© Jeffrey J Wolynski
We must be careful what we learn. It might be wrong information. It might be skewed and vastly misinterpreted and even hypothetical. We all need to be careful what we accept.
For instance what if atoms don't really exist. How does your mind treat this? It goes all funky right? It feels weird. It feels unfamiliar and scary. If atoms don't exist then what are we to do? What if they are just manifestations of some other higher order understanding? We would be left in the mud with the root assumption then that atoms exist. How are we to delve into alternative understanding? What are we to make of the world we think we know? Seriously. Our minds have been conditioned since grade school to believe in atoms. What if its a lie and atoms don't exist? What if the vast majority of science is built off lies and propaganda? What if scientists really don't know what they are doing, and all the "greats" were just fakers? What is real? How are we to tell? Who's telling the truth? Who's selling bullshit?
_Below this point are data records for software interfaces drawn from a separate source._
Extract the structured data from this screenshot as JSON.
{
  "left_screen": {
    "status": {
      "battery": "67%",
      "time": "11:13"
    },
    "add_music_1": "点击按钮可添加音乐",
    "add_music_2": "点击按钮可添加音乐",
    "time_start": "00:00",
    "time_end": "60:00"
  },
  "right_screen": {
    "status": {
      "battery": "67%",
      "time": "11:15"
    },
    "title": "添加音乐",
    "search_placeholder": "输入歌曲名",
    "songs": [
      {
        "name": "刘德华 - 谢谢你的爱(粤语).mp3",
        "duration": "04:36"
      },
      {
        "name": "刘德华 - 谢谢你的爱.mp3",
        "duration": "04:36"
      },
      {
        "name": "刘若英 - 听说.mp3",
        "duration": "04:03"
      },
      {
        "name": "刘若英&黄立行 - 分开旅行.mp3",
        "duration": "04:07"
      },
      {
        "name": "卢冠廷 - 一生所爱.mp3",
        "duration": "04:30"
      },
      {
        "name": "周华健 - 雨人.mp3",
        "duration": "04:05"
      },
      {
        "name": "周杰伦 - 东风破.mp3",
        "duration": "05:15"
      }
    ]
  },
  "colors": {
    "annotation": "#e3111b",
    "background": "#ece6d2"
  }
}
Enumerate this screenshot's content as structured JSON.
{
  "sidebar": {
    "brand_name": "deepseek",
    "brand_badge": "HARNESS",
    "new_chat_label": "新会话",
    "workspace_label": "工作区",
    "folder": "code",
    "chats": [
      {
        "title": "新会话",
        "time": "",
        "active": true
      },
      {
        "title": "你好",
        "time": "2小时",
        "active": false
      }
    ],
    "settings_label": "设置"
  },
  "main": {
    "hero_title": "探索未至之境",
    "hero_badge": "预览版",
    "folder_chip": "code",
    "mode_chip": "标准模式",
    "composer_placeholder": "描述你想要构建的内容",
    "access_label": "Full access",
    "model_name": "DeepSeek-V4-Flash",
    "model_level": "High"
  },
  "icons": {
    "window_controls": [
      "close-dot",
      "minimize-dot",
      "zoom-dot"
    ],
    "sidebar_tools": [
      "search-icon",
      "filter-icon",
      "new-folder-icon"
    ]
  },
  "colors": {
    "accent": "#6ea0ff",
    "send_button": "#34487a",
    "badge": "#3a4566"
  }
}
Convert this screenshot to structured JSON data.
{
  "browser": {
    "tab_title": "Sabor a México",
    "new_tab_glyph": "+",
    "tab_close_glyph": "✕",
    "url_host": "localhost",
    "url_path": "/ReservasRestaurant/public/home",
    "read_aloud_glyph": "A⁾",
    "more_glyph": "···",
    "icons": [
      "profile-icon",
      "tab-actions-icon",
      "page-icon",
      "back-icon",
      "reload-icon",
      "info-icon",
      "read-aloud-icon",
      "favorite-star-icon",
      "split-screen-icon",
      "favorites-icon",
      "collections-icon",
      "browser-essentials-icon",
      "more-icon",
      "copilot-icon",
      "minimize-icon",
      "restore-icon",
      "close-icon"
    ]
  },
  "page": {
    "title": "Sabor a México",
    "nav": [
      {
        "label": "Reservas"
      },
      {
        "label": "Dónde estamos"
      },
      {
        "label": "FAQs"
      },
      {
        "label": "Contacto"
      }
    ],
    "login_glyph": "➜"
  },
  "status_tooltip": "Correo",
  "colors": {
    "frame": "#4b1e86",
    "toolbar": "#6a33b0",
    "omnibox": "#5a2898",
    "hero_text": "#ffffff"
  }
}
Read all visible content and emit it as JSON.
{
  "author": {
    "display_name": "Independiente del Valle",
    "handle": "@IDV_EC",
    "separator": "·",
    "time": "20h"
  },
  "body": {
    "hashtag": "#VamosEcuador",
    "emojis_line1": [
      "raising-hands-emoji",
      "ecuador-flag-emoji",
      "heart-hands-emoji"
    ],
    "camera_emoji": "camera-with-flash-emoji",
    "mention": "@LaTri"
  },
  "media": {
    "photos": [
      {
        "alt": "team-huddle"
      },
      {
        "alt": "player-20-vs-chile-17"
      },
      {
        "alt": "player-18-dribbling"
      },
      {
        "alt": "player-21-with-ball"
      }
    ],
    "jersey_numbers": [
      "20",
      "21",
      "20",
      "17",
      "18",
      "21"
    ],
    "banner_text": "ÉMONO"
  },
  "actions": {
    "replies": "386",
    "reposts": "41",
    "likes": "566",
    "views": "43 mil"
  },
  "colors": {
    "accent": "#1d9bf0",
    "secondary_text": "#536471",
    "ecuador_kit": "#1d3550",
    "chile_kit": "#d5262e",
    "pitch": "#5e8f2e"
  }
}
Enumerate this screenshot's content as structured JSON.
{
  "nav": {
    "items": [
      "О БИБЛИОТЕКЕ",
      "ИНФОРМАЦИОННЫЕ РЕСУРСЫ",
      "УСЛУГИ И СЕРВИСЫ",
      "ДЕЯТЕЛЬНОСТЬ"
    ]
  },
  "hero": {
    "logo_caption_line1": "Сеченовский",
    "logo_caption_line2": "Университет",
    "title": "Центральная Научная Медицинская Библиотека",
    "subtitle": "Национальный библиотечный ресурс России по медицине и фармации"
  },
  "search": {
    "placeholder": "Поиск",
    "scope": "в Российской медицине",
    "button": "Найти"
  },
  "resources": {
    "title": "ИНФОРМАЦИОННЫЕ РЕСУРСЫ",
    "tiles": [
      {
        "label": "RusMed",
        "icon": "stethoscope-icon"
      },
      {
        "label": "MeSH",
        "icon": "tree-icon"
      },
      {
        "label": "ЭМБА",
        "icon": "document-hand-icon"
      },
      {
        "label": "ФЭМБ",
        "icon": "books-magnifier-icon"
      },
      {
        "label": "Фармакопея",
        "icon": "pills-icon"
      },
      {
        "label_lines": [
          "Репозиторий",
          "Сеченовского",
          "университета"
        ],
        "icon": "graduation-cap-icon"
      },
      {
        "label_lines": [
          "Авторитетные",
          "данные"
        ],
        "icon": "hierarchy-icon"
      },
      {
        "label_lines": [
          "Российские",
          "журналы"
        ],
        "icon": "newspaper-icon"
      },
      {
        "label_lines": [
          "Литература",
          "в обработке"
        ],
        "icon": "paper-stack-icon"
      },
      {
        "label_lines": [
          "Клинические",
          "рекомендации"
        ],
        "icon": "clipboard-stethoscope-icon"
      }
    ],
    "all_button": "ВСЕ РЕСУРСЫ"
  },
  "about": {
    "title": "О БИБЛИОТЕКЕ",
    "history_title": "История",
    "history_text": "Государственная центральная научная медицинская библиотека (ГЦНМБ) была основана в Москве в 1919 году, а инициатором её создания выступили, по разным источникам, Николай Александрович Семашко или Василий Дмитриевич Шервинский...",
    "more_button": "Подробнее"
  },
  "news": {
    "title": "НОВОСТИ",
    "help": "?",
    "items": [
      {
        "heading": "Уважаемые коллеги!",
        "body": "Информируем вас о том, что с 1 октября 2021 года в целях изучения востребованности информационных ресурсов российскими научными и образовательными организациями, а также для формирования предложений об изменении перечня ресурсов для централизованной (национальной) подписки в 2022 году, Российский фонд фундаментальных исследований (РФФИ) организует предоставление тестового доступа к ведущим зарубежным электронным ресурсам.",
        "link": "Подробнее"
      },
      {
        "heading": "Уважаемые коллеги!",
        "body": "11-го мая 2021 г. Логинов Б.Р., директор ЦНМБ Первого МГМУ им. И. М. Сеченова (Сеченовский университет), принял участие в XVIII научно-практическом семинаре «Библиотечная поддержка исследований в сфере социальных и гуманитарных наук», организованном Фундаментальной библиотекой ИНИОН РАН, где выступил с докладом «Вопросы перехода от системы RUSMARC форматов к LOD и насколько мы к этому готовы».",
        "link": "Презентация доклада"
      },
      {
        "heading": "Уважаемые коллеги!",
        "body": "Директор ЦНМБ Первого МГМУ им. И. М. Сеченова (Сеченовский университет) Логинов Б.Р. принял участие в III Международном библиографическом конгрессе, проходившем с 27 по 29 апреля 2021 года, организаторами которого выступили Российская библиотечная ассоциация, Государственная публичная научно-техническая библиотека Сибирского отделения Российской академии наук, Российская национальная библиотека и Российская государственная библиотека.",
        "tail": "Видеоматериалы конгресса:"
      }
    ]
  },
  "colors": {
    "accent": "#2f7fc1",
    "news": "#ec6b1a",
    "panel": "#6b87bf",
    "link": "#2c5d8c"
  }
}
Much more importantly we must pay attention to WHY we accept understandings. That will be the factor in determining if the information is reliable or not. We must appropriately judge the person spreading the "understanding" and pay attention to their motives first and foremost.
Thus, to determine if information gathered via the internet, it is reverse. We are not to judge the person spewing the info in as much as we are to trust ourselves in not carrying a motive that is attached to the information.
Information that has motive is the worst kind. Believe this or you don't get funding. Believe this or you don't get a degree and prestige. Believe this or else you don't get respect. Believe this so you get a feeling of importance. Believe this so people will look up to you as being smart.
Believe this, and if you don't think it makes sense, then pick something else. That should be how it's done. We are finding that students do more of the above rather than learning for the sake of learning and choosing what actually makes sense and is intuitive. Students tie the learning to motive. In the 21st century the motive translates to money. Sad state of affairs. Pure intention no longer exists, so science is officially political, except for sites like this where ridicule does not hold any power.